EXERCISE DIRECTIONS >> Only a number is wanted here, namely how many lines of the data contain the string "image".

GIVEN DATA >>
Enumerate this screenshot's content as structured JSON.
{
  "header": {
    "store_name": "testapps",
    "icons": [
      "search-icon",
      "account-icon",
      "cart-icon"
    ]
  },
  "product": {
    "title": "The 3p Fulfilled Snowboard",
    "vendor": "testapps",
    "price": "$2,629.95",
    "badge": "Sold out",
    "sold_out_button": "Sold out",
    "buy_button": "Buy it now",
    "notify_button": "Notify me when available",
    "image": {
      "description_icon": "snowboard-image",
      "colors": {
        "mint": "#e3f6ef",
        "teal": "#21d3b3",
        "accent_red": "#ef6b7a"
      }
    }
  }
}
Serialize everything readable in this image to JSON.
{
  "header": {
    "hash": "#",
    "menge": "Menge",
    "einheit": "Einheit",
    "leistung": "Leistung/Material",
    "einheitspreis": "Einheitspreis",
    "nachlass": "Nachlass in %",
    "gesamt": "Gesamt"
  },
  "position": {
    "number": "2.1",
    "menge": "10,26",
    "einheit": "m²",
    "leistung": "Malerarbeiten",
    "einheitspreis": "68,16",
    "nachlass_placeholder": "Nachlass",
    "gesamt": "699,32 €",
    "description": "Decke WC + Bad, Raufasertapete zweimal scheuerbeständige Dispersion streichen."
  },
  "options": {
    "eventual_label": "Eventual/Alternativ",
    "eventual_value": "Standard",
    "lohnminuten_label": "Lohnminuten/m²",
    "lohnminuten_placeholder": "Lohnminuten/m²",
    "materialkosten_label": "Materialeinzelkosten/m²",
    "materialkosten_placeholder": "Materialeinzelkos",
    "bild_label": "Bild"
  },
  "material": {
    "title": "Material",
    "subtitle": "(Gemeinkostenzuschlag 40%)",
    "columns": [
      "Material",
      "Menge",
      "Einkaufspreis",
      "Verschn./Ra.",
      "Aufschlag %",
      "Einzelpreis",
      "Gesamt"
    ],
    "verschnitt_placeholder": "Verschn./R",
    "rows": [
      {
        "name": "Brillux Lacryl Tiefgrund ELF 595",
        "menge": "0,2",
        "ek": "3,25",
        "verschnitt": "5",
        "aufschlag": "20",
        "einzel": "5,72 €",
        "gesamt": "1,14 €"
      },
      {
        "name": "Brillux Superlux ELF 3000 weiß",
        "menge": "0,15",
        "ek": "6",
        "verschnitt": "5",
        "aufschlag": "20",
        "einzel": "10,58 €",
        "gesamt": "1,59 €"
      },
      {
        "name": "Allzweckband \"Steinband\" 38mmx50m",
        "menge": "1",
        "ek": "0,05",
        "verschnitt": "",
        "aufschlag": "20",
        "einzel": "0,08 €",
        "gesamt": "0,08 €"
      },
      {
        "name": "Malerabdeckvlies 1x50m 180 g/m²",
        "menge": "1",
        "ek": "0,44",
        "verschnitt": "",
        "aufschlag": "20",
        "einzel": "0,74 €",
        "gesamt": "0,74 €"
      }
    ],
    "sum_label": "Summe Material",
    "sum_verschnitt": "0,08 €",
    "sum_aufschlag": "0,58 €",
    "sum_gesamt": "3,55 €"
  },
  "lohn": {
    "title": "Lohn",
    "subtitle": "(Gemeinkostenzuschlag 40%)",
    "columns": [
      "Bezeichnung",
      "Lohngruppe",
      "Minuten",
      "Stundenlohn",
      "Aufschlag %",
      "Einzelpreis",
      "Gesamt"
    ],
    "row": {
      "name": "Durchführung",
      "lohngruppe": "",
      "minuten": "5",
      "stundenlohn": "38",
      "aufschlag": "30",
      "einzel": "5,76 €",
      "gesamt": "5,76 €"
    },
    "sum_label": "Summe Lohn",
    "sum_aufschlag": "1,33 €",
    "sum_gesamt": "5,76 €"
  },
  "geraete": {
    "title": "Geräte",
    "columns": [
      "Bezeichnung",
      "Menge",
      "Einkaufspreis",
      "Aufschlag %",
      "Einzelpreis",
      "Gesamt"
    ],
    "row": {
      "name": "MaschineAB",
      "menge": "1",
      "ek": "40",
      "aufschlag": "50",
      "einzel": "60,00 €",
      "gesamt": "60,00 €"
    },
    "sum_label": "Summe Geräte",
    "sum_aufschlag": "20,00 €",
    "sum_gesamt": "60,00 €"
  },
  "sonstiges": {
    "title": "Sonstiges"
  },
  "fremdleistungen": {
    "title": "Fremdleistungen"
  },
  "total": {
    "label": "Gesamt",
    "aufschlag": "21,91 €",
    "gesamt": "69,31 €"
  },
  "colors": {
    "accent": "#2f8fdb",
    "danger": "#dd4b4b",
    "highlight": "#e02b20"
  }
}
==
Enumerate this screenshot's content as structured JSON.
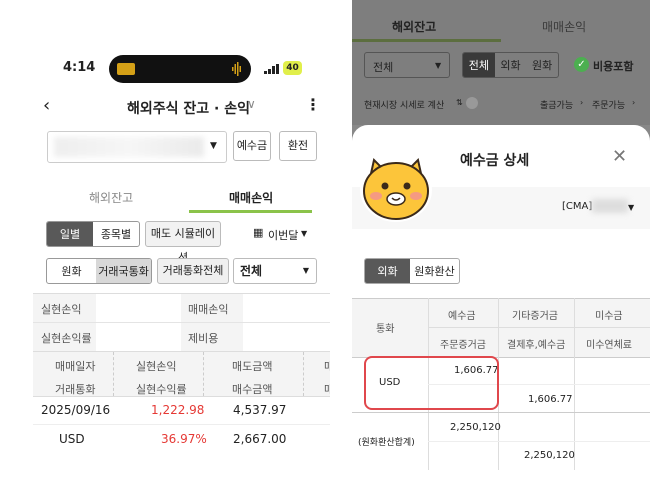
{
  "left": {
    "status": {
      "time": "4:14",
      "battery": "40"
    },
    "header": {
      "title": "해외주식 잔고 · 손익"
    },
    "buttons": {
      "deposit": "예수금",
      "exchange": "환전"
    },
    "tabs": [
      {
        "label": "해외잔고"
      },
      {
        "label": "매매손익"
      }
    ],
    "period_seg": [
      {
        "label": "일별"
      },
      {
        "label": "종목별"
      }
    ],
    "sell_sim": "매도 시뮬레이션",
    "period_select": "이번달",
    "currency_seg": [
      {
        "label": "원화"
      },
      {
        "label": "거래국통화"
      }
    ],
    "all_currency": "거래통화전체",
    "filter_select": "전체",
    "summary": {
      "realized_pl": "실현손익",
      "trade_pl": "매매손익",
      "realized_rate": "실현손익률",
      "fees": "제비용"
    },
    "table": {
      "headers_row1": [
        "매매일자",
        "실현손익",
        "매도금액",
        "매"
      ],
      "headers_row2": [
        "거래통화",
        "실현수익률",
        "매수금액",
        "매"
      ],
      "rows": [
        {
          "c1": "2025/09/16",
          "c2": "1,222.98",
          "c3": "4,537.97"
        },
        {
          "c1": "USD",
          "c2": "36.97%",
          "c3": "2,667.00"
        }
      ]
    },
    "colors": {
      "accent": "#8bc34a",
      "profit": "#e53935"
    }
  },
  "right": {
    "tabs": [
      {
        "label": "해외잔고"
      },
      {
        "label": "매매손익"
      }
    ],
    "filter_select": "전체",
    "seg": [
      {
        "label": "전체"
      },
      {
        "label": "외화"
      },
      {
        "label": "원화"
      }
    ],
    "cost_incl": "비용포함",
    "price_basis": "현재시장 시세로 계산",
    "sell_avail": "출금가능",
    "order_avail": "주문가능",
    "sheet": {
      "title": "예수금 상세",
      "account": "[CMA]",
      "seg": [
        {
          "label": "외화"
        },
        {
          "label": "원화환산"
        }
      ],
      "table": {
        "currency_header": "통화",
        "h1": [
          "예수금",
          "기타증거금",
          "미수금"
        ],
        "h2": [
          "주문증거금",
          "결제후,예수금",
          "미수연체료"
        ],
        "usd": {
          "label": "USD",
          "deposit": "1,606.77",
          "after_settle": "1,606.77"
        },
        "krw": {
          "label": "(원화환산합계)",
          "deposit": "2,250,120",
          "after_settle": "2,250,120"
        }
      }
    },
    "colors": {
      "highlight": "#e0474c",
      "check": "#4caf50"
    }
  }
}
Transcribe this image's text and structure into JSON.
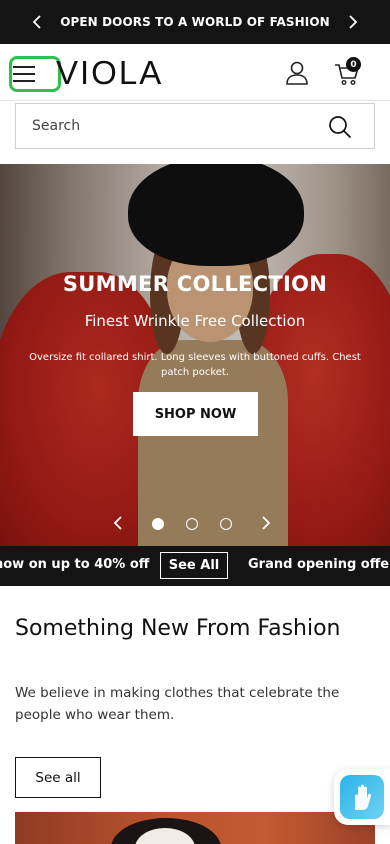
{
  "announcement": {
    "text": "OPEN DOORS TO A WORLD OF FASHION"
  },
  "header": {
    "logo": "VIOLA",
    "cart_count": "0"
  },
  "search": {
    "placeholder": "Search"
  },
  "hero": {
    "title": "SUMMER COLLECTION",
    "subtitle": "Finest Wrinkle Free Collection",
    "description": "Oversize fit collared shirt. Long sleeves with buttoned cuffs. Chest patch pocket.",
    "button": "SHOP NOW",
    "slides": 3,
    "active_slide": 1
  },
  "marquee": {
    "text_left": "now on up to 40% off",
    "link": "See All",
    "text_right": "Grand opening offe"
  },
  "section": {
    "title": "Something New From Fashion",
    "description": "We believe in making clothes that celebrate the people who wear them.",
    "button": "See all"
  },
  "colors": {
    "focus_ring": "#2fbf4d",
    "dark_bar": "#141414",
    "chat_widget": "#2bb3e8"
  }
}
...
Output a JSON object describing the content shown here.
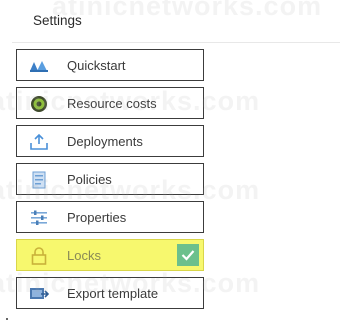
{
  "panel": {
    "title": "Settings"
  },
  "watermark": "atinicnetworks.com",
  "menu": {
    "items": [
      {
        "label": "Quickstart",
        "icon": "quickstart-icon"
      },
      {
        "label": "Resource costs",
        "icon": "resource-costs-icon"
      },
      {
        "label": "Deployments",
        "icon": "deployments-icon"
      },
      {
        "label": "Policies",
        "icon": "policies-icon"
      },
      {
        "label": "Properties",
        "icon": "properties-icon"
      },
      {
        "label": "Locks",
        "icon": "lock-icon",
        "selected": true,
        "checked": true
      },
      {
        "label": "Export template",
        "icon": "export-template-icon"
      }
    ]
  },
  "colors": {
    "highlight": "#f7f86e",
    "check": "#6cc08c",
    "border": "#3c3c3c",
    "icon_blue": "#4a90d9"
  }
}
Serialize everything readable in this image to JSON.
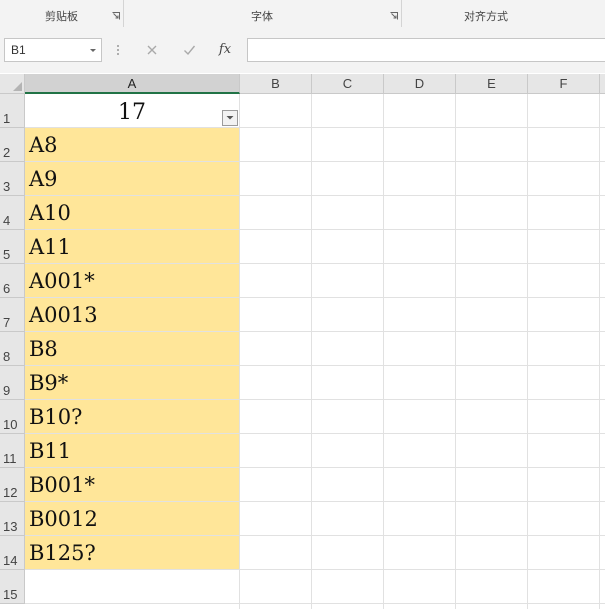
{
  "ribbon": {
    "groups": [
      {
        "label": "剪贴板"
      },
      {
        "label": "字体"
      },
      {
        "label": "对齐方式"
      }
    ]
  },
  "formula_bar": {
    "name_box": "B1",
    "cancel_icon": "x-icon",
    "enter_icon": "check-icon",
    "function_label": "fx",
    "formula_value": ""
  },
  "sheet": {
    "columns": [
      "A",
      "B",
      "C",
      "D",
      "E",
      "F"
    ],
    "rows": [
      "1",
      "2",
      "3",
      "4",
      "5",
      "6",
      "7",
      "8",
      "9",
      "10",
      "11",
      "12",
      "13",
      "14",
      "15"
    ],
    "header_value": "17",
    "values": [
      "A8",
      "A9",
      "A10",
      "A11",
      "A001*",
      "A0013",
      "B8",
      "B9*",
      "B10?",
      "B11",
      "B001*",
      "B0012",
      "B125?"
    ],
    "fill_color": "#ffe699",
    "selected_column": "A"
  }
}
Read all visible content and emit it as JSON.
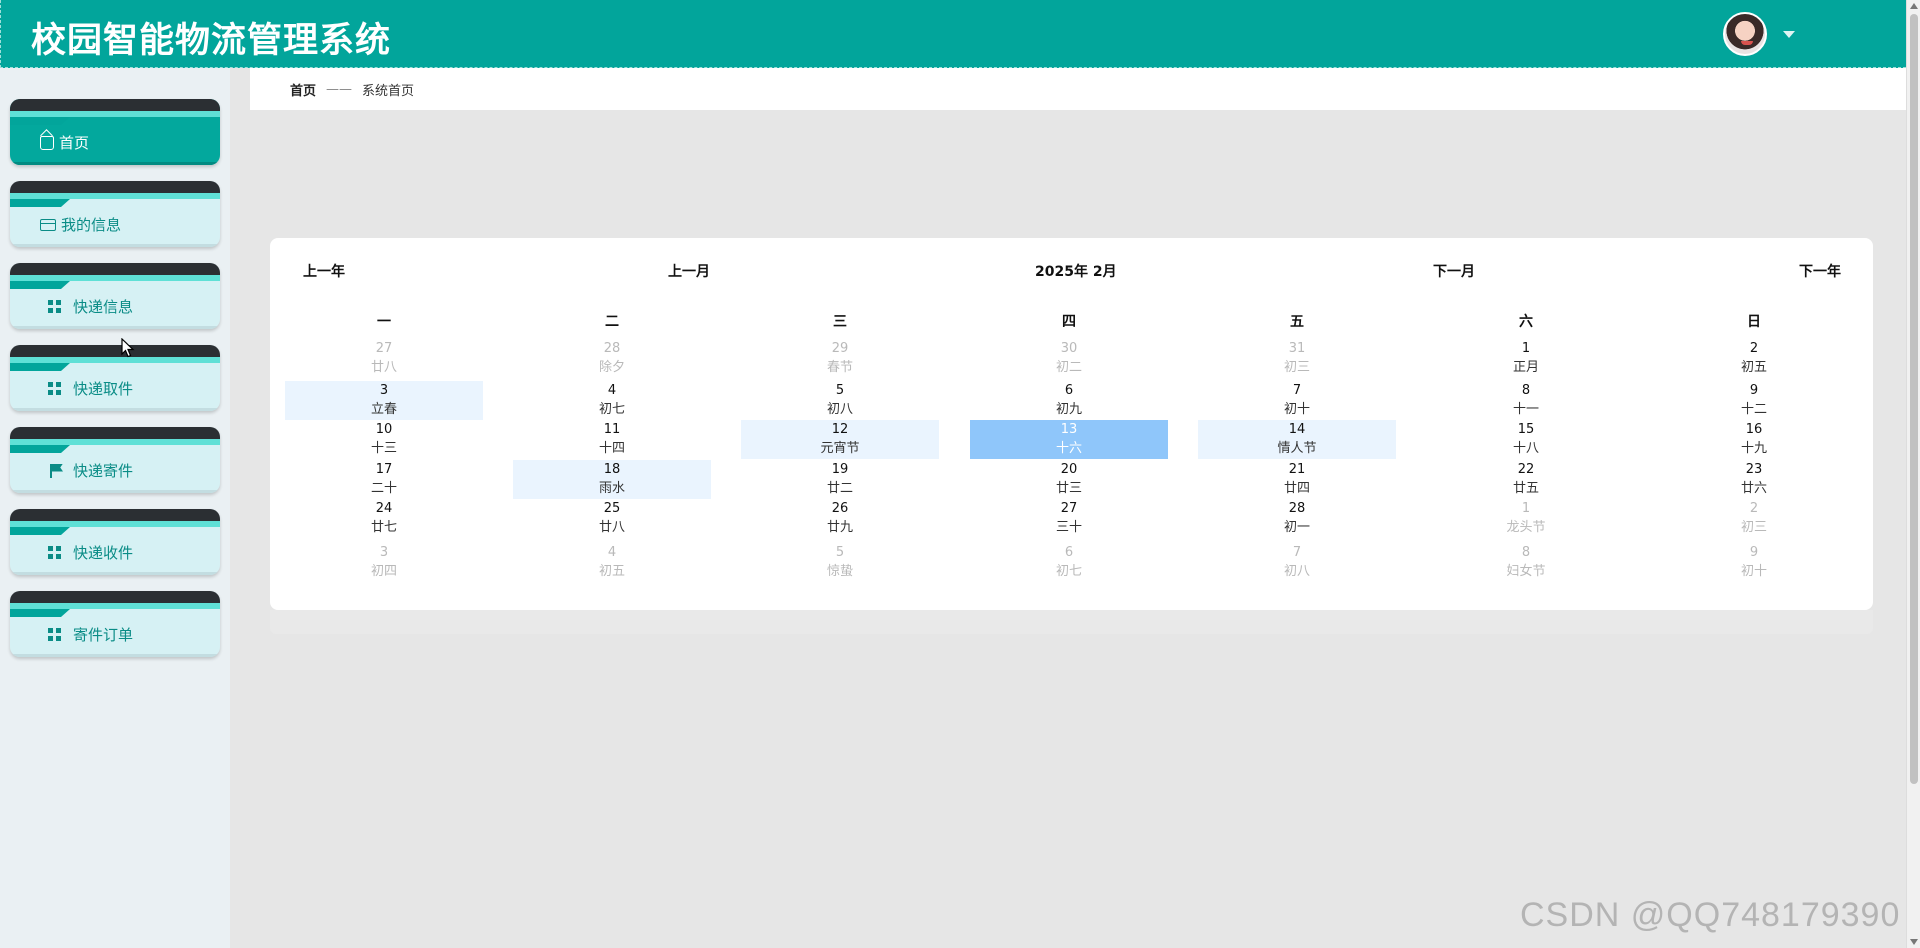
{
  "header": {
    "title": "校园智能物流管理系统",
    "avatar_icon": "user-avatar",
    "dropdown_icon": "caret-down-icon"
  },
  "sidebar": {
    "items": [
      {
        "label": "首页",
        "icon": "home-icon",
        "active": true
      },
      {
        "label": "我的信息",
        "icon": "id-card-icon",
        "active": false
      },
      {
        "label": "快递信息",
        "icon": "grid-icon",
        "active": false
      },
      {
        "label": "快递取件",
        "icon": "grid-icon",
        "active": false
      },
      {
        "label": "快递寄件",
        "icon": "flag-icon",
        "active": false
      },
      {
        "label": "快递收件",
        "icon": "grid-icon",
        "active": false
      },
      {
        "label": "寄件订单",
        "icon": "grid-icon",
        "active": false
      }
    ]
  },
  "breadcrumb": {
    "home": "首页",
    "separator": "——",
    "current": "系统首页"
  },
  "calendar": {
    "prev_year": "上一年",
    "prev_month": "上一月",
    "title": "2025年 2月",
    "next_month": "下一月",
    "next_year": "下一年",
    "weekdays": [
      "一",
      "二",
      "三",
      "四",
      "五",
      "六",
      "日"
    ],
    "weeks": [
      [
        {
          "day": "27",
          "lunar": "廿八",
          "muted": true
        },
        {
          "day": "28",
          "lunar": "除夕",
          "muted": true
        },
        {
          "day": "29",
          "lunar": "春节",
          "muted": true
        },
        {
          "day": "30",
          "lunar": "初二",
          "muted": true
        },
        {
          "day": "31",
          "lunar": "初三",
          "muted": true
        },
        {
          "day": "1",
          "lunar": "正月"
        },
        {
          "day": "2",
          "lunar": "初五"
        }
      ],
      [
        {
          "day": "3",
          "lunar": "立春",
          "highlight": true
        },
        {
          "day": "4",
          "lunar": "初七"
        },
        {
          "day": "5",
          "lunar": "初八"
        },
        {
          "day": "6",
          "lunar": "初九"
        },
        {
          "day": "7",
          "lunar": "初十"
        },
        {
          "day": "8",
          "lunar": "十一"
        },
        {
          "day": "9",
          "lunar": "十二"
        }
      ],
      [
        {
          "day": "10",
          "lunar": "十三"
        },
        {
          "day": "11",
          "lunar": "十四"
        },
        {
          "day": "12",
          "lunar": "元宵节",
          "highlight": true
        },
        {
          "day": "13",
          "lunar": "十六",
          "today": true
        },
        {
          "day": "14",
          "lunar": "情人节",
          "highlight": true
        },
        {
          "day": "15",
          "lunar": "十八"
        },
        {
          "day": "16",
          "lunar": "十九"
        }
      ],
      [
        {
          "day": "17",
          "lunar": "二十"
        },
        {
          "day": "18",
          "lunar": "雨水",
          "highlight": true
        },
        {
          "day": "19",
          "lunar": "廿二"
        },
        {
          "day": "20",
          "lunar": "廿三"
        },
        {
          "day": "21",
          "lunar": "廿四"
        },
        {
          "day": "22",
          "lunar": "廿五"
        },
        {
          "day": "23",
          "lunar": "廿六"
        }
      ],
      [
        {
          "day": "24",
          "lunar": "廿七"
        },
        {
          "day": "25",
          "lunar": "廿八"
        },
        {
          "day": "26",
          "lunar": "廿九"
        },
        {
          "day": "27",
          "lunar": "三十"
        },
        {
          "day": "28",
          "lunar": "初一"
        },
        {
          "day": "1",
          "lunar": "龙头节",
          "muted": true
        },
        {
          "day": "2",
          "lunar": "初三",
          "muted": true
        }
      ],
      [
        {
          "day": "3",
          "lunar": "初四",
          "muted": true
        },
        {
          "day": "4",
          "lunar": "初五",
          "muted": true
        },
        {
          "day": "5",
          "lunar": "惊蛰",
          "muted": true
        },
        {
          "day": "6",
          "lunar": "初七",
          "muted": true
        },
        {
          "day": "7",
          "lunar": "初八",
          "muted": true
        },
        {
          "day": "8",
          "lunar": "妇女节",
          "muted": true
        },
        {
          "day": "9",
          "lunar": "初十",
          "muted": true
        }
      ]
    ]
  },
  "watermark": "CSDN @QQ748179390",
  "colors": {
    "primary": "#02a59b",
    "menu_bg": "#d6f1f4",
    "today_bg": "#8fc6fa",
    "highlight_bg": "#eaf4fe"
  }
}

TASK SOLUTION >> 5